The Packers had a problem. For several years, their defense too often held back Aaron Rodgers and the team's all-world offensive attack. In 2011, it gave up 359 points and an NFL-worst 6,585 yards, ultimately short-circuiting a 15-1 regular season run. Similar issues surfaced in 2013 when the defense allowed 428 points, among the 10 worst in the NFL that season. Even in the better years, Green Bay struggled with consistently on D, holding the New England Patriots to 21 points one week and yielding 37 to the Atlanta Falcons the next. Entering 2015, it became increasingly clear that a return to the Super Bowl likely required meaningful, lasting improvement on defense.
A quarter into the season, it looks like the unit has indeed taken the next step. During the team's 4-0 start, the Packers have allowed less than 18 points per game on average, the third-best mark in the league. Mainly on the strength of the defense, Green Bay managed to overcome a subpar offensive effort against the 49ers on Sunday, a possible sign that the unit has indeed turned the corner.
"To be honest with you, we always had the men in the room capable of doing the job," Packers linebacker Nate Palmer says of the defense's improvement. "It just took a little kick in the rear."
According to several Packers, that kick came courtesy of Mike Daniels, a player who once threatened to "deck somebody in the locker room" if the defense didn't make the necessary adjustments. His intimidating presence has helped shape and revitalize the once-maligned unit.
"We're playing football the way we know how," Daniels explained after Sunday's 17-3 victory, "that's physical and efficient."
This is a critical season for Daniels. After arriving in the league as a fourth-round pick in 2012, he now enters the final year of his rookie contract. Like many players at a similar point in their careers, Daniels hopes to secure the financial future for him and his family with his next deal. His performance thus far suggests a massive payout awaits him this offseason. However, Daniels says the lack of a long-term commitment has "nothing to do" with how well he has played.
"I've played very well since I've been here," Daniels says. "Got to keep getting better. That's my goal, to get better every week."
Fellow defensive lineman Datone Jones agrees. "He's the same guy every day," he claims. "The biggest thing now is people are starting to notice when they should have noticed it before. He's a phenomenal athlete."
For many, Daniels' name doesn't carry much cachet. The lineman has remained under the radar for most of his four-year run in Green Bay, obscured perhaps by the team's star-studded offense.

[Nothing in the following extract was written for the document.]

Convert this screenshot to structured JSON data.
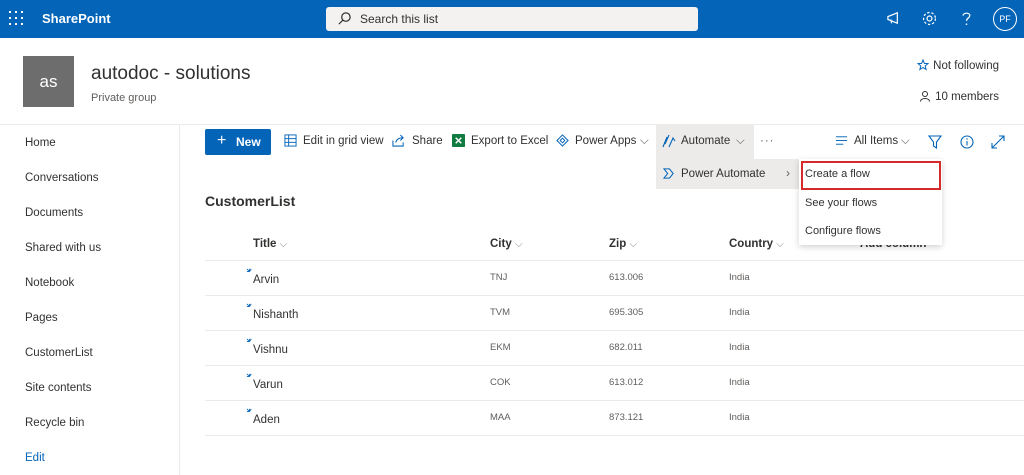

However, Daniels has long served as one of the team's most important players, anchoring the defensive line during a multi-season span when little else around him remained steady.
However, as well as Daniels played in previous years, some of his teammates do see a difference in 2015.
"The light bulb has come on," Palmer says. "There's always that one time in a player's career where it just clicks. I've watched him since my rookie year until now. He's had good moments before, but right now I feel like it's clicking for him. He has a good thing going for himself and the defense."
The numbers support Palmer's assertion. According to Pro Football Focus, Daniels has compiled 15 total pressures through the first quarter of the season, more than double the amount from this time last year. That puts him on pace for to finish with 60 for 2015, an impressive 36-percent increase over his previous high.
Statistics don't tell the full story, however. Daniels' motor and tenacity has a demoralizing effect on the unfortunate men charged with blocking him. On Sunday, he shed Niners guard Jordan Devey twice on the same play to force quarterback Colin Kaepernick out of the pocket and into the waiting arms of a Packers teammate. From that point on, Devey assumed an ultra-conservative approach, attempting to simply stay in front of Daniels rather than actively engage him. The strategy failed, as the Green Bay standout still managed to rattle Kaepernick on several more plays.
If Daniels can maintain this quality of play, he should have no shortage of job opportunities after the season. At 26, he has just entered the prime of his career. He's also scheme flexible. In Green Bay's 3-4 base defense, he plays primarily as a three-technique, a position more usually associated with 4-3 alignments. Accordingly, teams running either defensive front could have interest in signing him.
And those position groups have exploded in value. Four of the top five highest paid 3-4 defensive ends signed their contract over the past two seasons. Each averages more than $10 million in annual pay. The same holds true for top 4-3 three-techs. With the salary cap expected to accelerate to as much as $160 million next offseason, Daniels could realistically garner $10-12 million annually on his next deal, a significant chunk of change for a player rarely discussed as one of the league's best.
But with the Packers surging toward another postseason berth, Daniels' stature could change in a hurry. Teams increasingly find themselves adjusting for Daniels, who disrupts nearly everything opposing offenses attempt up the middle. Though Clay Matthews and Julius Peppers headline Green Bay's D, Daniels makes life easier for everyone in the unit. The days when teams could overlook the talented defensive end appear near an end.
"They'll know who he is, trust me." Palmer promises. "When they get to the playoffs and have their game plan meeting, they'll say something about 76. I can guarantee you that."